However, we love the Librarian job so much, we’ll do it and be happy to do it, even though the pay is not what it should be. Same with the awful hours. (I’ll be working at least two nights a week until 9:00.)

The position I’m stepping into is not a Youth Services Manager, but just an Information Services Librarian. I also think it’s a mistake that Youth Services Manager for a Community Library is not a higher pay grade, but actually it will be nice to have a little bit less responsibility for awhile. I won’t have to do children’s programs, but I will get to serve customers of all ages at the Information desk.

Today I volunteered at my old library for a couple hours, and I was reminded again how much I love it. Library customers are mostly very very nice (and I didn’t get even one of the other kind today). I got to help some kids find books to read, showed a mom how our data bases worked so she could help her son do a science project on chewing gum, helped a man figure out how to translate from English to Farsi on the internet, and several other interesting things.

I have come to believe in Libraries. They do people good. With teaching, you are helping people who don’t necessarily want to be taught (at least the general ed classes). But at the library, you get to help people teach themselves, and they want the information. I am very proud to be a librarian.

So that started with NaFADOYBIMSCOM, and worked around to Libraries. It’s a big month for me — The divorce finally going to court. The 5-year anniversary of my husband telling me he wanted a divorce. Getting to spend Thanksgiving with my extended family for the first time in 20 years. Going back to the Library. And — maybe — finally finishing my book!

NaNoWriMo 2010

Today begins NaNoWriMo 2010 — National Novel Writing Month.

I’m actually not going to participate this year, but I did think it would be a good month to set a goal for my writing. I will record how many words I write on my novel and my blogs, but I didn’t want to focus on a new novel this year. The fact is, I am getting very very close to having my work-in-progress ready to send out to agents and/or editors. Now, the rewriting process is not one that causes a high word count, so I will probably not come close to 50,000 words.

However, here is my goal for the month of November:

Finish revising and rewriting my middle grade fantasy novel, The Mystical Mantle and have it ready to send out.

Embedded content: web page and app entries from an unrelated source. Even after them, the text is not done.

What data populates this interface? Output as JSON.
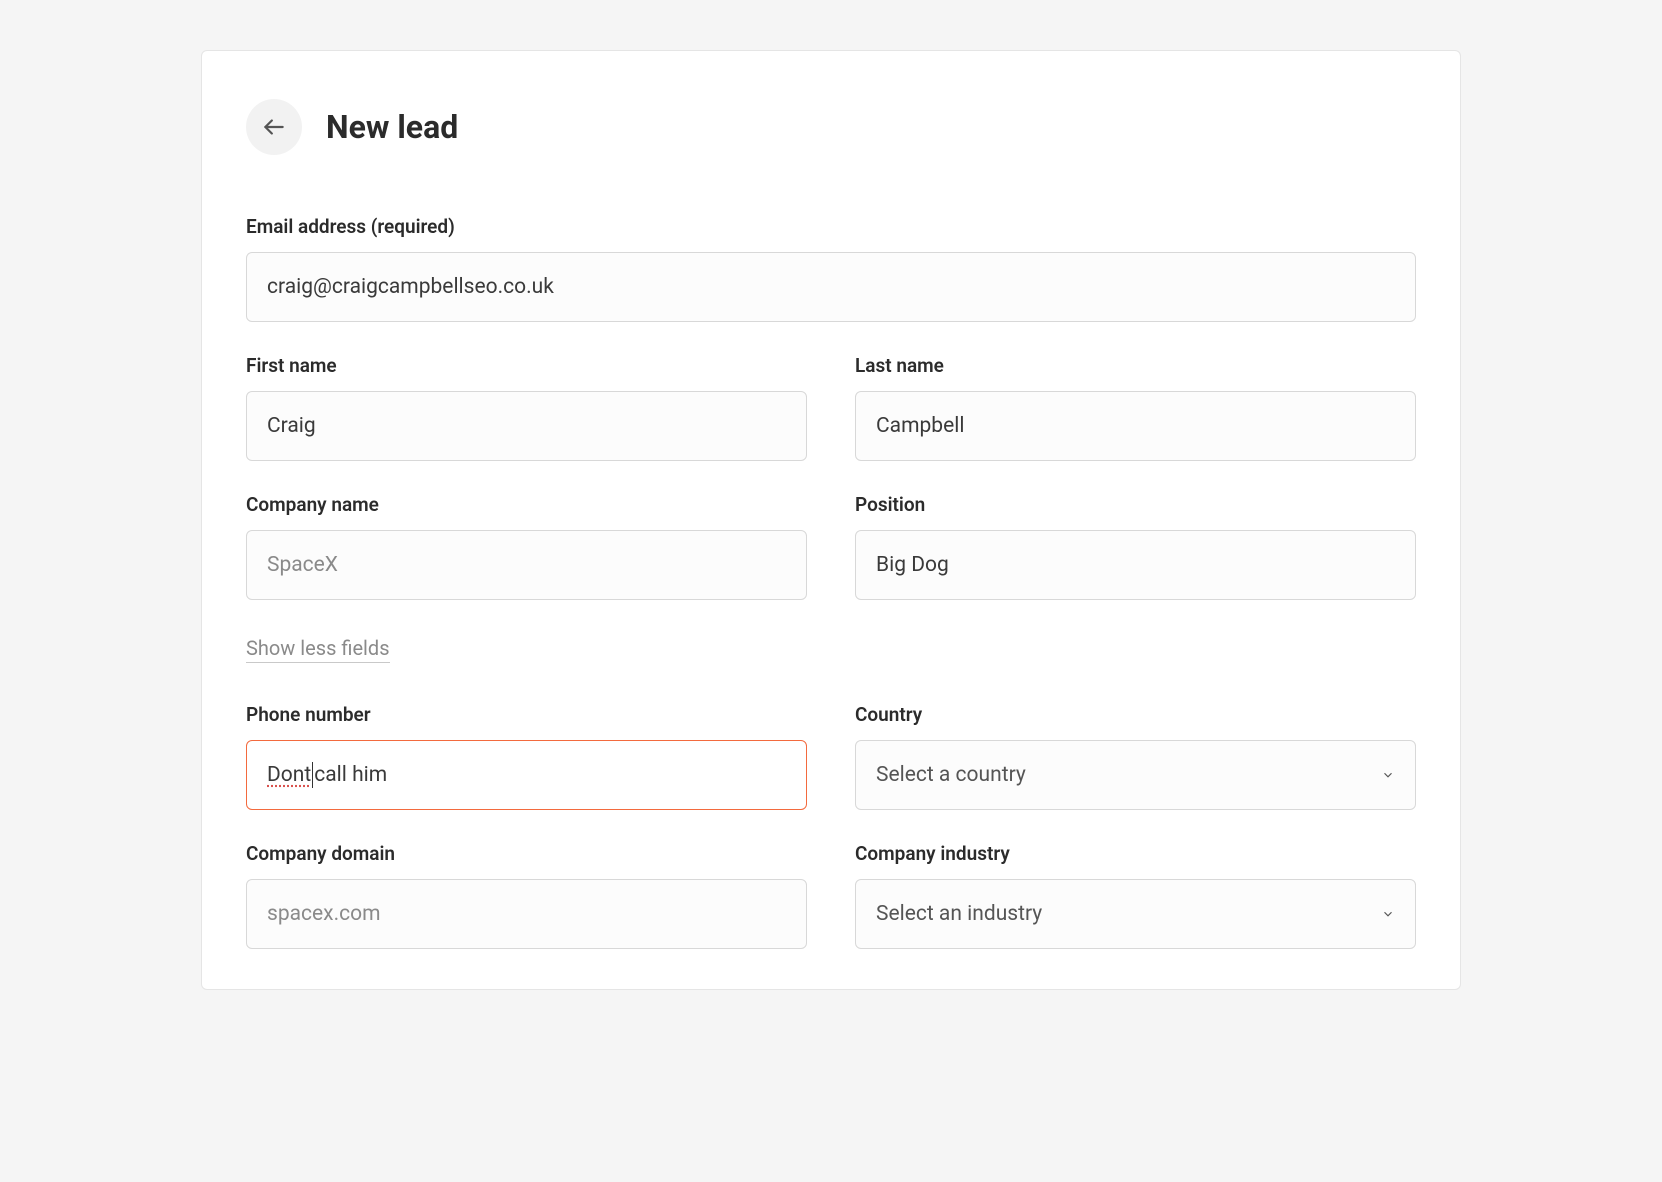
{
  "header": {
    "title": "New lead"
  },
  "form": {
    "email": {
      "label": "Email address (required)",
      "value": "craig@craigcampbellseo.co.uk"
    },
    "first_name": {
      "label": "First name",
      "value": "Craig"
    },
    "last_name": {
      "label": "Last name",
      "value": "Campbell"
    },
    "company_name": {
      "label": "Company name",
      "placeholder": "SpaceX",
      "value": ""
    },
    "position": {
      "label": "Position",
      "value": "Big Dog"
    },
    "toggle_label": "Show less fields",
    "phone": {
      "label": "Phone number",
      "value_prefix": "Dont",
      "value_suffix": " call him"
    },
    "country": {
      "label": "Country",
      "placeholder": "Select a country"
    },
    "company_domain": {
      "label": "Company domain",
      "placeholder": "spacex.com",
      "value": ""
    },
    "company_industry": {
      "label": "Company industry",
      "placeholder": "Select an industry"
    }
  }
}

It would also be nice to get more than 36,000 words written this month on my book and my blogs and set a new monthly record. However, it might be difficult to do that, since my divorce case is this month, and if our lawyers can’t reach an agreement, I’ll need to spend most of my free time for a couple weeks compiling the papers for the court case. I’m also hoping to maybe visit my family in California over Thanksgiving.

So — it’s not a good month for getting a lot of writing done, but on the other hand, nothing would boost my spirits more than finally finishing my book. (And I think it’s already much better than anything I’ve sent out before — maybe it’s finally my turn to get published…)

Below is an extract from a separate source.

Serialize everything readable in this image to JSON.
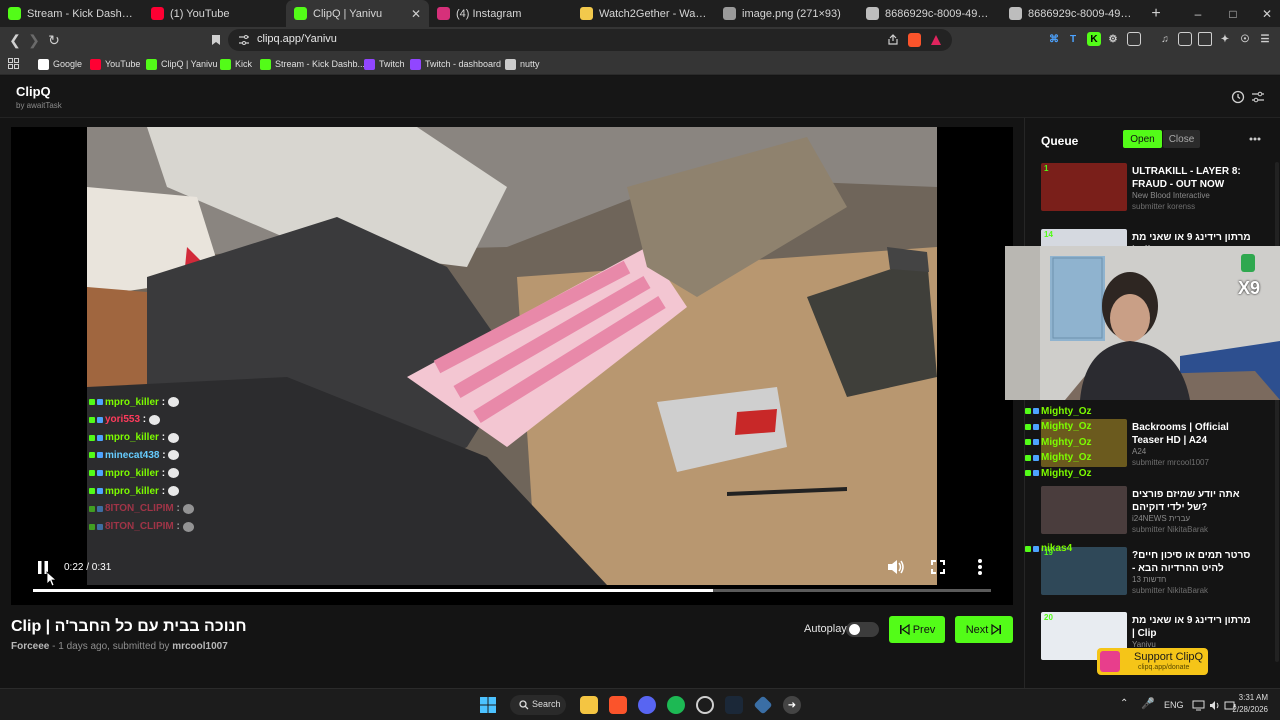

Even if I don’t meet my goal of finishing, I hope to be mighty close, and that will make me happy.

Write on!